TW: I think it was probably the second day. I went to Colby and I was like, “Listen. JT is not with us.” He was insisting that he was, but I’m like “No way.” When you’re in an alliance with somebody, you’re checking their pulse all day long. You’re coming by, “Hi! How’s everything? You hear anything?” But JT would only engage in strategy talk with us when we went to him and brought something up. So something didn’t smell right to me, so I was like, “This is done. We don’t have anything here.” We waited too long to go after Candice and Cirie. They really were the power couple in the middle and they could have swung either towards Colby and me or towards Amanda and James. By the time we went to them, it was too little, too late. They were voting Stephenie out. We knew it was going to be Steph and then we were scrambling trying to save her and Cirie and Candice, they wouldn’t go for it at that point. With me and Cirie, it was mutual destruction, when the two of us should have just linked arms in the beginning and said, “Let’s see how far we can go together.”
HitFix: Cirie told me last week that she approached you early in the game about an alliance and that you weren’t having any of it. Is that not accurate?
TW: You know, she had one comment. I tried a few different times. Yeah, it was after I was in trouble, but it also was a sincere, “Hey, you guys are in as much trouble as we are. Why don’t join with us and I promise that none of you go home until all of them go home,” you know from Amanda’s alliance. So it was a good deal. She didn’t take it. Her only comment to me was, “Well, my mom told me to stick with the fireman” and I said, “Well, you should listen to your mom.” But you’re right, in those early days I assumed the fact that she had played with James and Amanda over in Micronesia, I really did believe that she was part of that group.
HitFix: My last question: You’ve said you didn’t want to come back before, but you came back. So are you done now, or would you do this again?
TW: No, I’m going maintain my previous answer. No, I’m not going to do this again. I don’t see myself backsliding again. I really don’t, after being back twice now. It was a lot of fun, because I’m in a new industry now and all of the people I deal with in my own workplace and professionally, it was fun to bring that whole crowd along for this ride in the say way that it was fun that all of the firemen were rooting for me the last time. There is that thrill, but there’s no way that I would take time off from work to do this again. If you go out there and it costs you money? I’m not willing to do that. I don’t know. If they do some geriatric version of “Survivor” after I’m retired, maybe I’ll put down the golf bag and come out to wherever Mark Burnett is gathering.
HitFix: Then we can expect to see you for “Survivor 40”?
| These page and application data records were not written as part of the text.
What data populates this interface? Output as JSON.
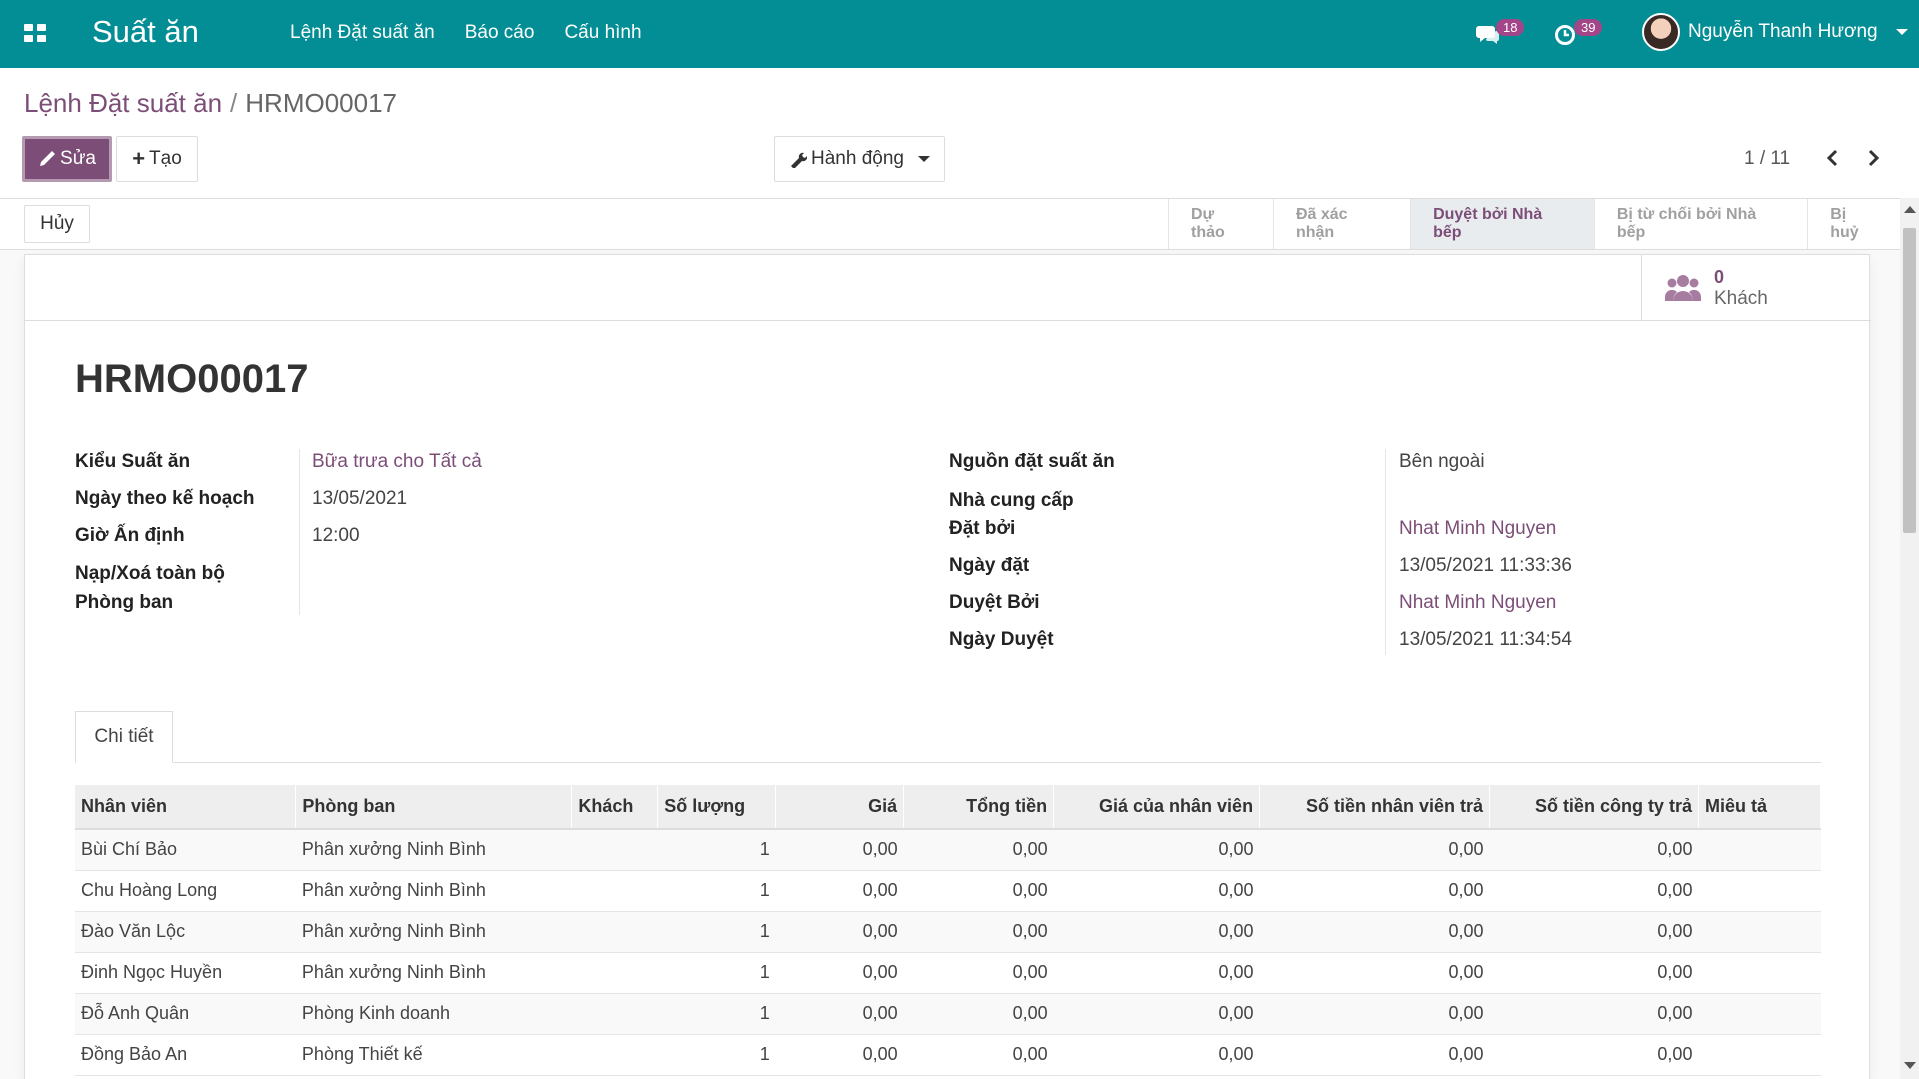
{
  "navbar": {
    "app_name": "Suất ăn",
    "menu": [
      "Lệnh Đặt suất ăn",
      "Báo cáo",
      "Cấu hình"
    ],
    "messages_count": "18",
    "activities_count": "39",
    "user_name": "Nguyễn Thanh Hương"
  },
  "breadcrumb": {
    "parent": "Lệnh Đặt suất ăn",
    "separator": "/",
    "current": "HRMO00017"
  },
  "toolbar": {
    "edit_label": "Sửa",
    "create_label": "Tạo",
    "action_label": "Hành động",
    "pager": "1 / 11"
  },
  "statusbar": {
    "cancel_label": "Hủy",
    "stages": [
      {
        "label": "Dự thảo",
        "active": false
      },
      {
        "label": "Đã xác nhận",
        "active": false
      },
      {
        "label": "Duyệt bởi Nhà bếp",
        "active": true
      },
      {
        "label": "Bị từ chối bởi Nhà bếp",
        "active": false
      },
      {
        "label": "Bị huỷ",
        "active": false
      }
    ]
  },
  "stat_button": {
    "value": "0",
    "label": "Khách"
  },
  "record": {
    "name": "HRMO00017",
    "left_fields": [
      {
        "label": "Kiểu Suất ăn",
        "value": "Bữa trưa cho Tất cả",
        "link": true
      },
      {
        "label": "Ngày theo kế hoạch",
        "value": "13/05/2021",
        "link": false
      },
      {
        "label": "Giờ Ấn định",
        "value": "12:00",
        "link": false
      },
      {
        "label": "Nạp/Xoá toàn bộ",
        "value": "",
        "link": false
      },
      {
        "label": "Phòng ban",
        "value": "",
        "link": false
      }
    ],
    "right_fields": [
      {
        "label": "Nguồn đặt suất ăn",
        "value": "Bên ngoài",
        "link": false
      },
      {
        "label": "Nhà cung cấp",
        "value": "",
        "link": false
      },
      {
        "label": "Đặt bởi",
        "value": "Nhat Minh Nguyen",
        "link": true
      },
      {
        "label": "Ngày đặt",
        "value": "13/05/2021 11:33:36",
        "link": false
      },
      {
        "label": "Duyệt Bởi",
        "value": "Nhat Minh Nguyen",
        "link": true
      },
      {
        "label": "Ngày Duyệt",
        "value": "13/05/2021 11:34:54",
        "link": false
      }
    ]
  },
  "tabs": [
    "Chi tiết"
  ],
  "table": {
    "columns": [
      "Nhân viên",
      "Phòng ban",
      "Khách",
      "Số lượng",
      "Giá",
      "Tổng tiền",
      "Giá của nhân viên",
      "Số tiền nhân viên trả",
      "Số tiền công ty trả",
      "Miêu tả"
    ],
    "rows": [
      [
        "Bùi Chí Bảo",
        "Phân xưởng Ninh Bình",
        "",
        "1",
        "0,00",
        "0,00",
        "0,00",
        "0,00",
        "0,00",
        ""
      ],
      [
        "Chu Hoàng Long",
        "Phân xưởng Ninh Bình",
        "",
        "1",
        "0,00",
        "0,00",
        "0,00",
        "0,00",
        "0,00",
        ""
      ],
      [
        "Đào Văn Lộc",
        "Phân xưởng Ninh Bình",
        "",
        "1",
        "0,00",
        "0,00",
        "0,00",
        "0,00",
        "0,00",
        ""
      ],
      [
        "Đinh Ngọc Huyền",
        "Phân xưởng Ninh Bình",
        "",
        "1",
        "0,00",
        "0,00",
        "0,00",
        "0,00",
        "0,00",
        ""
      ],
      [
        "Đỗ Anh Quân",
        "Phòng Kinh doanh",
        "",
        "1",
        "0,00",
        "0,00",
        "0,00",
        "0,00",
        "0,00",
        ""
      ],
      [
        "Đồng Bảo An",
        "Phòng Thiết kế",
        "",
        "1",
        "0,00",
        "0,00",
        "0,00",
        "0,00",
        "0,00",
        ""
      ]
    ]
  },
  "colors": {
    "navbar": "#038e95",
    "primary": "#7c4e77",
    "badge": "#a24689"
  }
}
TW: Right. It might be people who have played against children of people who have played.
Previous “Survivor: Heroes vs. Villains” Exit Interviews:
Due to NCAA hoops, “Survivor: Heroes vs. Villains” is off this Thursday and will return the following Wednesday.